I love Mr. Spice most of the time (I really, really do, even though we're currently on shaky ground). His daughter, however, is another story.

Before you go thinking that I'm some terrible child-hating bitch, let me explain. She's a very sweet 6-year-old little girl with a big heart. She will be a heartbreaker when she gets older, and I can guarantee she will be a handful for her parents. I'm not jealous of how much Mr. Spice loves her or anything ridiculous like that – in fact, I really love that he has no problem showing her how much he loves her. Despite all his flaws he is loving and caring father who would do anything for his daughter.

However – I can't take the noise. She screams, she yells, she never seems to be quiet. There is no such thing as silence when she's around. I can deal with noise but clearly I'm no good in dealing with a child who doesn't have an “indoor” voice EVER. Mr. Spice doesn't seem to really notice – maybe he's just used to it, but I've also considered that maybe this is just how kids are and I'm not cut out for it because if she was my child I would have sedatives on hand just to get silence every once in awhile.

Apparently not all kids are like this, I'm told by others who also don't have kids but at least have more exposure to kids than I do. I really really hope that is the case, otherwise I just don't think I can handle dealing with that kind of noise full-time without losing it.



Desperately Seeking Dad?

Here are the statistics from the National Fatherhood Initiative:

Percentage of children who live in father-absent homes:

  • African American: 64%
  • Hispanic: 34%
  • Caucasian: 25%

The national average is 1 out of every 3 children, or 33%, live without their biological father in the home.

Staggering numbers for the African American community.

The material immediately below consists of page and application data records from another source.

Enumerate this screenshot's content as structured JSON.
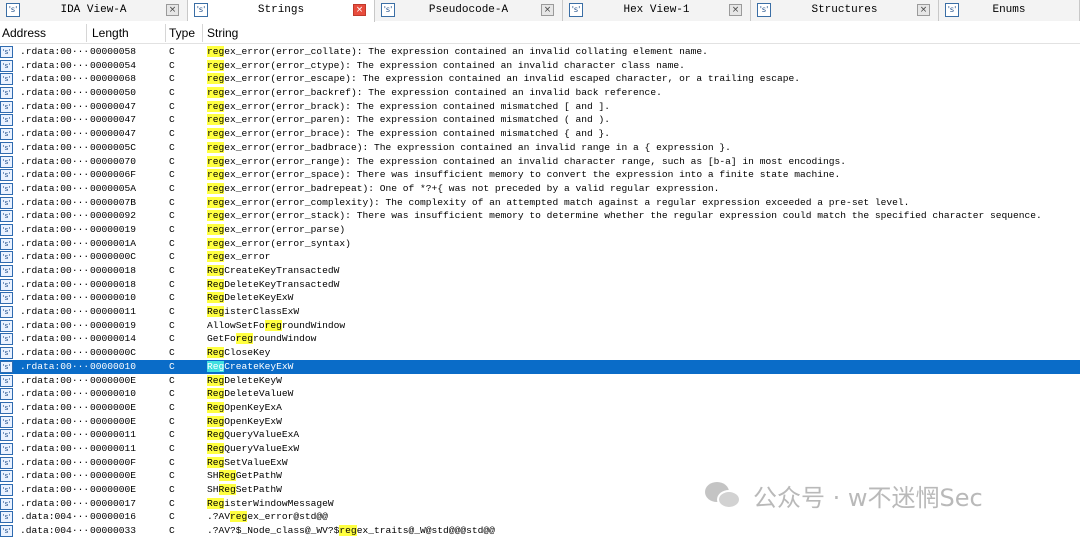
{
  "tabs": [
    {
      "label": "IDA View-A",
      "icon": "ida-view-icon",
      "active": false
    },
    {
      "label": "Strings",
      "icon": "strings-icon",
      "active": true
    },
    {
      "label": "Pseudocode-A",
      "icon": "pseudocode-icon",
      "active": false
    },
    {
      "label": "Hex View-1",
      "icon": "hex-view-icon",
      "active": false
    },
    {
      "label": "Structures",
      "icon": "structures-icon",
      "active": false
    },
    {
      "label": "Enums",
      "icon": "enums-icon",
      "active": false
    }
  ],
  "close_glyph": "×",
  "icon_glyph": "'s'",
  "columns": {
    "address": "Address",
    "length": "Length",
    "type": "Type",
    "string": "String"
  },
  "highlight_color": "#ffff40",
  "selection_color": "#0a6cc8",
  "rows": [
    {
      "addr": ".rdata:00···",
      "len": "00000058",
      "type": "C",
      "pre": "",
      "hl": "reg",
      "post": "ex_error(error_collate): The expression contained an invalid collating element name."
    },
    {
      "addr": ".rdata:00···",
      "len": "00000054",
      "type": "C",
      "pre": "",
      "hl": "reg",
      "post": "ex_error(error_ctype): The expression contained an invalid character class name."
    },
    {
      "addr": ".rdata:00···",
      "len": "00000068",
      "type": "C",
      "pre": "",
      "hl": "reg",
      "post": "ex_error(error_escape): The expression contained an invalid escaped character, or a trailing escape."
    },
    {
      "addr": ".rdata:00···",
      "len": "00000050",
      "type": "C",
      "pre": "",
      "hl": "reg",
      "post": "ex_error(error_backref): The expression contained an invalid back reference."
    },
    {
      "addr": ".rdata:00···",
      "len": "00000047",
      "type": "C",
      "pre": "",
      "hl": "reg",
      "post": "ex_error(error_brack): The expression contained mismatched [ and ]."
    },
    {
      "addr": ".rdata:00···",
      "len": "00000047",
      "type": "C",
      "pre": "",
      "hl": "reg",
      "post": "ex_error(error_paren): The expression contained mismatched ( and )."
    },
    {
      "addr": ".rdata:00···",
      "len": "00000047",
      "type": "C",
      "pre": "",
      "hl": "reg",
      "post": "ex_error(error_brace): The expression contained mismatched { and }."
    },
    {
      "addr": ".rdata:00···",
      "len": "0000005C",
      "type": "C",
      "pre": "",
      "hl": "reg",
      "post": "ex_error(error_badbrace): The expression contained an invalid range in a { expression }."
    },
    {
      "addr": ".rdata:00···",
      "len": "00000070",
      "type": "C",
      "pre": "",
      "hl": "reg",
      "post": "ex_error(error_range): The expression contained an invalid character range, such as [b-a] in most encodings."
    },
    {
      "addr": ".rdata:00···",
      "len": "0000006F",
      "type": "C",
      "pre": "",
      "hl": "reg",
      "post": "ex_error(error_space): There was insufficient memory to convert the expression into a finite state machine."
    },
    {
      "addr": ".rdata:00···",
      "len": "0000005A",
      "type": "C",
      "pre": "",
      "hl": "reg",
      "post": "ex_error(error_badrepeat): One of *?+{ was not preceded by a valid regular expression."
    },
    {
      "addr": ".rdata:00···",
      "len": "0000007B",
      "type": "C",
      "pre": "",
      "hl": "reg",
      "post": "ex_error(error_complexity): The complexity of an attempted match against a regular expression exceeded a pre-set level."
    },
    {
      "addr": ".rdata:00···",
      "len": "00000092",
      "type": "C",
      "pre": "",
      "hl": "reg",
      "post": "ex_error(error_stack): There was insufficient memory to determine whether the regular expression could match the specified character sequence."
    },
    {
      "addr": ".rdata:00···",
      "len": "00000019",
      "type": "C",
      "pre": "",
      "hl": "reg",
      "post": "ex_error(error_parse)"
    },
    {
      "addr": ".rdata:00···",
      "len": "0000001A",
      "type": "C",
      "pre": "",
      "hl": "reg",
      "post": "ex_error(error_syntax)"
    },
    {
      "addr": ".rdata:00···",
      "len": "0000000C",
      "type": "C",
      "pre": "",
      "hl": "reg",
      "post": "ex_error"
    },
    {
      "addr": ".rdata:00···",
      "len": "00000018",
      "type": "C",
      "pre": "",
      "hl": "Reg",
      "post": "CreateKeyTransactedW"
    },
    {
      "addr": ".rdata:00···",
      "len": "00000018",
      "type": "C",
      "pre": "",
      "hl": "Reg",
      "post": "DeleteKeyTransactedW"
    },
    {
      "addr": ".rdata:00···",
      "len": "00000010",
      "type": "C",
      "pre": "",
      "hl": "Reg",
      "post": "DeleteKeyExW"
    },
    {
      "addr": ".rdata:00···",
      "len": "00000011",
      "type": "C",
      "pre": "",
      "hl": "Reg",
      "post": "isterClassExW"
    },
    {
      "addr": ".rdata:00···",
      "len": "00000019",
      "type": "C",
      "pre": "AllowSetFo",
      "hl": "reg",
      "post": "roundWindow"
    },
    {
      "addr": ".rdata:00···",
      "len": "00000014",
      "type": "C",
      "pre": "GetFo",
      "hl": "reg",
      "post": "roundWindow"
    },
    {
      "addr": ".rdata:00···",
      "len": "0000000C",
      "type": "C",
      "pre": "",
      "hl": "Reg",
      "post": "CloseKey"
    },
    {
      "addr": ".rdata:00···",
      "len": "00000010",
      "type": "C",
      "pre": "",
      "hl": "Reg",
      "post": "CreateKeyExW",
      "selected": true
    },
    {
      "addr": ".rdata:00···",
      "len": "0000000E",
      "type": "C",
      "pre": "",
      "hl": "Reg",
      "post": "DeleteKeyW"
    },
    {
      "addr": ".rdata:00···",
      "len": "00000010",
      "type": "C",
      "pre": "",
      "hl": "Reg",
      "post": "DeleteValueW"
    },
    {
      "addr": ".rdata:00···",
      "len": "0000000E",
      "type": "C",
      "pre": "",
      "hl": "Reg",
      "post": "OpenKeyExA"
    },
    {
      "addr": ".rdata:00···",
      "len": "0000000E",
      "type": "C",
      "pre": "",
      "hl": "Reg",
      "post": "OpenKeyExW"
    },
    {
      "addr": ".rdata:00···",
      "len": "00000011",
      "type": "C",
      "pre": "",
      "hl": "Reg",
      "post": "QueryValueExA"
    },
    {
      "addr": ".rdata:00···",
      "len": "00000011",
      "type": "C",
      "pre": "",
      "hl": "Reg",
      "post": "QueryValueExW"
    },
    {
      "addr": ".rdata:00···",
      "len": "0000000F",
      "type": "C",
      "pre": "",
      "hl": "Reg",
      "post": "SetValueExW"
    },
    {
      "addr": ".rdata:00···",
      "len": "0000000E",
      "type": "C",
      "pre": "SH",
      "hl": "Reg",
      "post": "GetPathW"
    },
    {
      "addr": ".rdata:00···",
      "len": "0000000E",
      "type": "C",
      "pre": "SH",
      "hl": "Reg",
      "post": "SetPathW"
    },
    {
      "addr": ".rdata:00···",
      "len": "00000017",
      "type": "C",
      "pre": "",
      "hl": "Reg",
      "post": "isterWindowMessageW"
    },
    {
      "addr": ".data:004···",
      "len": "00000016",
      "type": "C",
      "pre": ".?AV",
      "hl": "reg",
      "post": "ex_error@std@@"
    },
    {
      "addr": ".data:004···",
      "len": "00000033",
      "type": "C",
      "pre": ".?AV?$_Node_class@_WV?$",
      "hl": "reg",
      "post": "ex_traits@_W@std@@@std@@"
    }
  ],
  "watermark": {
    "text": "公众号 · w不迷惘Sec",
    "icon": "wechat-logo-icon"
  }
}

Yet, last night at the neighbourhood park with Mr. Spice and his daughter there were only fathers present. Not only that, but 5 out of the 6 fathers who had taken their children to the park were black.

I love when the odds are defied.

park July 13, 2013